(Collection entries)
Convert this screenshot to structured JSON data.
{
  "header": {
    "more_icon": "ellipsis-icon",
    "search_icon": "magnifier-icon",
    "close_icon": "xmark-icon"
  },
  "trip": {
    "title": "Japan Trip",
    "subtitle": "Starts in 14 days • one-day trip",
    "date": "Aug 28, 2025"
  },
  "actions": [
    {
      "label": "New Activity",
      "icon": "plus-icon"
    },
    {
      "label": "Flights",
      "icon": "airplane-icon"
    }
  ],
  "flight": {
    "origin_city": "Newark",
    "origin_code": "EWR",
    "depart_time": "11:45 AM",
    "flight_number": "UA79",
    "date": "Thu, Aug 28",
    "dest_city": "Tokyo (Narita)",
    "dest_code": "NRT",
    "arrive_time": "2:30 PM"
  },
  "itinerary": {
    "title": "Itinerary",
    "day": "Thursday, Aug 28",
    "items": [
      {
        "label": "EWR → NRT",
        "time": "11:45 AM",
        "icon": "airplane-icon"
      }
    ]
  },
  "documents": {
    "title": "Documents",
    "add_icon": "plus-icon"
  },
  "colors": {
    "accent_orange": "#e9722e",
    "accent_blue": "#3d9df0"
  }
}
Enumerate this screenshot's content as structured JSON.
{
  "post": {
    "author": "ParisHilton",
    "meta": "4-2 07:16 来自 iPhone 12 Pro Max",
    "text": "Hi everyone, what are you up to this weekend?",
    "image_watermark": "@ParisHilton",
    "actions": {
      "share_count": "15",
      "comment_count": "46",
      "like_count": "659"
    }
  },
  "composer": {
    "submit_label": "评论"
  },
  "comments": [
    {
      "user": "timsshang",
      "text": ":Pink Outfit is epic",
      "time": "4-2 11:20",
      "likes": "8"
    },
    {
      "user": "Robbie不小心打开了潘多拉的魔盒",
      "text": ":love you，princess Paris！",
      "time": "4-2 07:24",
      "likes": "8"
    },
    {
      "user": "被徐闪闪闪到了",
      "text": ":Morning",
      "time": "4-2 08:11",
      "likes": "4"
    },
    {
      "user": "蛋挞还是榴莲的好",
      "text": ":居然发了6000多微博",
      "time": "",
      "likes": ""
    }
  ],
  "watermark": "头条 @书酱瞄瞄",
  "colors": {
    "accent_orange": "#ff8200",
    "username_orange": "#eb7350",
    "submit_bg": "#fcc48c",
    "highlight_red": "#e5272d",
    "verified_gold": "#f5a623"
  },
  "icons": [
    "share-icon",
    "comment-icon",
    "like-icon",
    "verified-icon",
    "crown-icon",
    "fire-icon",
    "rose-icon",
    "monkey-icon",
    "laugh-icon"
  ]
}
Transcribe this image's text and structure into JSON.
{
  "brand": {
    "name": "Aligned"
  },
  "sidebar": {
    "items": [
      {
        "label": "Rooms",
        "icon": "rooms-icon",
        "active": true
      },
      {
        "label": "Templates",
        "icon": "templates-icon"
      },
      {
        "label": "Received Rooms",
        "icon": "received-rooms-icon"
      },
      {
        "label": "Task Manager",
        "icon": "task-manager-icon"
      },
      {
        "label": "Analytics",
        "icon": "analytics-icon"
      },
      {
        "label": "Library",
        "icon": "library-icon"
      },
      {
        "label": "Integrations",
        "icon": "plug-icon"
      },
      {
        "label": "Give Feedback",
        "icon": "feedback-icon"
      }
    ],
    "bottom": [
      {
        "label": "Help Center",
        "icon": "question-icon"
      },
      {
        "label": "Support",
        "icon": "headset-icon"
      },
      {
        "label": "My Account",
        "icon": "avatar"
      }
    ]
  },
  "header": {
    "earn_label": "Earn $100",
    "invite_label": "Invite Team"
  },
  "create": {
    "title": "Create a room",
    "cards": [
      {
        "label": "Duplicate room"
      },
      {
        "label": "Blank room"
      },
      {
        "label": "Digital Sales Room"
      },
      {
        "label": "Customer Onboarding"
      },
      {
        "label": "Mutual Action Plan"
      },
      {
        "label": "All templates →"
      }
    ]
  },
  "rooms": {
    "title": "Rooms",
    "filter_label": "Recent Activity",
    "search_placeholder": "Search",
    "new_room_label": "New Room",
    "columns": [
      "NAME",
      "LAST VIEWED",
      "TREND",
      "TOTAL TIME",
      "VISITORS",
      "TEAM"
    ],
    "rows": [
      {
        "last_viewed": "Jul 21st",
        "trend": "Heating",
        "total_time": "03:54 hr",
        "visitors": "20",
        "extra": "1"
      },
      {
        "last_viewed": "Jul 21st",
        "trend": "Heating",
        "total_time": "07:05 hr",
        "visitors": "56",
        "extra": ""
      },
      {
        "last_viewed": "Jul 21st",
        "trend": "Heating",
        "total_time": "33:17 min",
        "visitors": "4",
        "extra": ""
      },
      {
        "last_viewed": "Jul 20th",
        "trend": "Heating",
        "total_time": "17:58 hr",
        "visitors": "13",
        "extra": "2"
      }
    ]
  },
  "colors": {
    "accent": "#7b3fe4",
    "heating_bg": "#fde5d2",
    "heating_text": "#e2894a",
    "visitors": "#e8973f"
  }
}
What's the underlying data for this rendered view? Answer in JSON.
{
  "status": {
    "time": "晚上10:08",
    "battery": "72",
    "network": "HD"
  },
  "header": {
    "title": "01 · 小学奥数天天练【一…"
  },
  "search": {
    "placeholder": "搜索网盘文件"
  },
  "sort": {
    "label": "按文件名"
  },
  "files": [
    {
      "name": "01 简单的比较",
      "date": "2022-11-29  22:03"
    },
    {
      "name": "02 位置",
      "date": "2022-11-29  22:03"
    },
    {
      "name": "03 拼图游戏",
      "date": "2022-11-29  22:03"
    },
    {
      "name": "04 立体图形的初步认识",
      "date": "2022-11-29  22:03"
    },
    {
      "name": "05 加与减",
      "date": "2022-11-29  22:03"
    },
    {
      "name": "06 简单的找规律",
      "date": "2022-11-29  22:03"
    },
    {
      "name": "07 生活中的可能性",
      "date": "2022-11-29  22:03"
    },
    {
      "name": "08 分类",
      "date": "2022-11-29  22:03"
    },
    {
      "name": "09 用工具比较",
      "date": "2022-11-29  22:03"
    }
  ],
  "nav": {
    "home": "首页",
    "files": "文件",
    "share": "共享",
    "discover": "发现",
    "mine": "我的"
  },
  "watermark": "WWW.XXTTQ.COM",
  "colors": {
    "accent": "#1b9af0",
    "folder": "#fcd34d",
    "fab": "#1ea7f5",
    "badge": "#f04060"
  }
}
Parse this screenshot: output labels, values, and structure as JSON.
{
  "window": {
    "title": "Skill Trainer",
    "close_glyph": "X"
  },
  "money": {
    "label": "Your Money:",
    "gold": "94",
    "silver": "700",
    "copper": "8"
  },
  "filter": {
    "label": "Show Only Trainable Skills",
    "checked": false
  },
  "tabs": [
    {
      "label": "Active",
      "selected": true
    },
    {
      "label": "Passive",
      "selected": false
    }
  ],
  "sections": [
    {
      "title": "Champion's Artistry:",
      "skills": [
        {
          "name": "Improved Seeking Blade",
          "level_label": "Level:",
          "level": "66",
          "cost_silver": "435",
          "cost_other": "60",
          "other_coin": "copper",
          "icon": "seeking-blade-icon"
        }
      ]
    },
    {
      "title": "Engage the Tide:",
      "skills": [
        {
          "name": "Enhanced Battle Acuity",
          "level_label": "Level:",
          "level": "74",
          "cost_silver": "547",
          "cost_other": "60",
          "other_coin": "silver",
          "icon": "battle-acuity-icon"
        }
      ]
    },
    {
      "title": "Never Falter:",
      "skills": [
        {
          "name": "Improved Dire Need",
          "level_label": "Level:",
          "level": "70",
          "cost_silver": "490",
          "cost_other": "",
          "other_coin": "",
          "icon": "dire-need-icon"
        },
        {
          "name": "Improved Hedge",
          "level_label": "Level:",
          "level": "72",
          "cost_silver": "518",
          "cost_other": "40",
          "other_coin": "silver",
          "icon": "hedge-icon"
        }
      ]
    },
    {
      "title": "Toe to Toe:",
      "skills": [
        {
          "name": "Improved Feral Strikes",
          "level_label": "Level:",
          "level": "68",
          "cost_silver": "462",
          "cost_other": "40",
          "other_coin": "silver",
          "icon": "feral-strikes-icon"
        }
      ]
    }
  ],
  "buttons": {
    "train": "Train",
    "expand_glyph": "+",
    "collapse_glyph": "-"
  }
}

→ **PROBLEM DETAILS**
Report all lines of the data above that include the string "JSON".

→ **TASK OUTPUT**
Convert this screenshot to structured JSON data.
Enumerate this screenshot's content as structured JSON.
Transcribe this image's text and structure into JSON.
What's the underlying data for this rendered view? Answer in JSON.
Parse this screenshot: output labels, values, and structure as JSON.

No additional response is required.